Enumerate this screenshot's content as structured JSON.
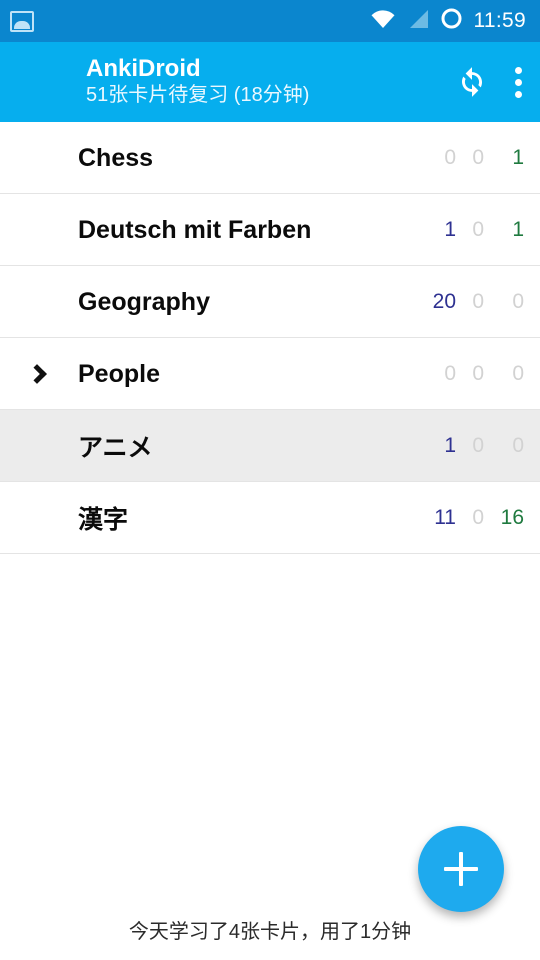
{
  "statusbar": {
    "notification_icon": "photo-icon",
    "wifi_icon": "wifi-icon",
    "signal_icon": "cell-signal-icon",
    "battery_icon": "battery-circle-icon",
    "time": "11:59"
  },
  "appbar": {
    "menu_icon": "hamburger-menu-icon",
    "title": "AnkiDroid",
    "subtitle": "51张卡片待复习 (18分钟)",
    "sync_icon": "sync-icon",
    "overflow_icon": "overflow-menu-icon",
    "background": "#06aeee"
  },
  "colors": {
    "status_bar": "#0b86ce",
    "app_bar": "#06aeee",
    "accent": "#1eaaee",
    "new_count": "#2e3191",
    "learn_count": "#cfcfcf",
    "review_count": "#1f7a3f",
    "zero_count": "#d2d2d2",
    "row_selected": "#ececec"
  },
  "decks": [
    {
      "name": "Chess",
      "new": "0",
      "learn": "0",
      "review": "1",
      "expandable": false,
      "selected": false
    },
    {
      "name": "Deutsch mit Farben",
      "new": "1",
      "learn": "0",
      "review": "1",
      "expandable": false,
      "selected": false
    },
    {
      "name": "Geography",
      "new": "20",
      "learn": "0",
      "review": "0",
      "expandable": false,
      "selected": false
    },
    {
      "name": "People",
      "new": "0",
      "learn": "0",
      "review": "0",
      "expandable": true,
      "selected": false
    },
    {
      "name": "アニメ",
      "new": "1",
      "learn": "0",
      "review": "0",
      "expandable": false,
      "selected": true
    },
    {
      "name": "漢字",
      "new": "11",
      "learn": "0",
      "review": "16",
      "expandable": false,
      "selected": false
    }
  ],
  "fab": {
    "icon": "plus-icon",
    "label": "+"
  },
  "bottom_status": {
    "text": "今天学习了4张卡片，用了1分钟"
  }
}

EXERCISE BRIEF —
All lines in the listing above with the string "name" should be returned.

WRITTEN ANSWER —
      "name": "Chess",
      "name": "Deutsch mit Farben",
      "name": "Geography",
      "name": "People",
      "name": "アニメ",
      "name": "漢字",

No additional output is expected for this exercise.